**Task to carry out:**
The data below must be copied in full and without any change.
--
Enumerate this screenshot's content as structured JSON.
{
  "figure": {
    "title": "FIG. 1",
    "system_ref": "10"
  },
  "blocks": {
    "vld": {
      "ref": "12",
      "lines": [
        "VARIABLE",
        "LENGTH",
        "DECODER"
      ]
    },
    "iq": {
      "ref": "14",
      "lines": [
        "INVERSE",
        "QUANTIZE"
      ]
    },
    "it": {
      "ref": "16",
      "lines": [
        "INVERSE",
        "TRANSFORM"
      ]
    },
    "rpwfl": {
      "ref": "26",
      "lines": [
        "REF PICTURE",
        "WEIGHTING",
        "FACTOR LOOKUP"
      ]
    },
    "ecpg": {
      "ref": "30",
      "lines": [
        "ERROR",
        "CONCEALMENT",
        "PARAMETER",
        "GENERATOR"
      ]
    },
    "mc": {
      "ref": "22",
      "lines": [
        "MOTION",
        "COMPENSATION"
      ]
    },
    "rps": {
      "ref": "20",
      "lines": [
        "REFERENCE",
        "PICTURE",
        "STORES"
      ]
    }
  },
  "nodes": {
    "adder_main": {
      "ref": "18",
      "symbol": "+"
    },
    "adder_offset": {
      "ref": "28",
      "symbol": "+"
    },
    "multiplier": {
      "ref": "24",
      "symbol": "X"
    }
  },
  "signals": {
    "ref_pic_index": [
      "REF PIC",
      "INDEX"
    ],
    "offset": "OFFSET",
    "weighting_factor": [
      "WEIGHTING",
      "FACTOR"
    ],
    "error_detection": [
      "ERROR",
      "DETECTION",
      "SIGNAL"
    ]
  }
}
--
**Answer section:**
Enumerate this screenshot's content as structured JSON.
{
  "figure": {
    "title": "FIG. 1",
    "system_ref": "10"
  },
  "blocks": {
    "vld": {
      "ref": "12",
      "lines": [
        "VARIABLE",
        "LENGTH",
        "DECODER"
      ]
    },
    "iq": {
      "ref": "14",
      "lines": [
        "INVERSE",
        "QUANTIZE"
      ]
    },
    "it": {
      "ref": "16",
      "lines": [
        "INVERSE",
        "TRANSFORM"
      ]
    },
    "rpwfl": {
      "ref": "26",
      "lines": [
        "REF PICTURE",
        "WEIGHTING",
        "FACTOR LOOKUP"
      ]
    },
    "ecpg": {
      "ref": "30",
      "lines": [
        "ERROR",
        "CONCEALMENT",
        "PARAMETER",
        "GENERATOR"
      ]
    },
    "mc": {
      "ref": "22",
      "lines": [
        "MOTION",
        "COMPENSATION"
      ]
    },
    "rps": {
      "ref": "20",
      "lines": [
        "REFERENCE",
        "PICTURE",
        "STORES"
      ]
    }
  },
  "nodes": {
    "adder_main": {
      "ref": "18",
      "symbol": "+"
    },
    "adder_offset": {
      "ref": "28",
      "symbol": "+"
    },
    "multiplier": {
      "ref": "24",
      "symbol": "X"
    }
  },
  "signals": {
    "ref_pic_index": [
      "REF PIC",
      "INDEX"
    ],
    "offset": "OFFSET",
    "weighting_factor": [
      "WEIGHTING",
      "FACTOR"
    ],
    "error_detection": [
      "ERROR",
      "DETECTION",
      "SIGNAL"
    ]
  }
}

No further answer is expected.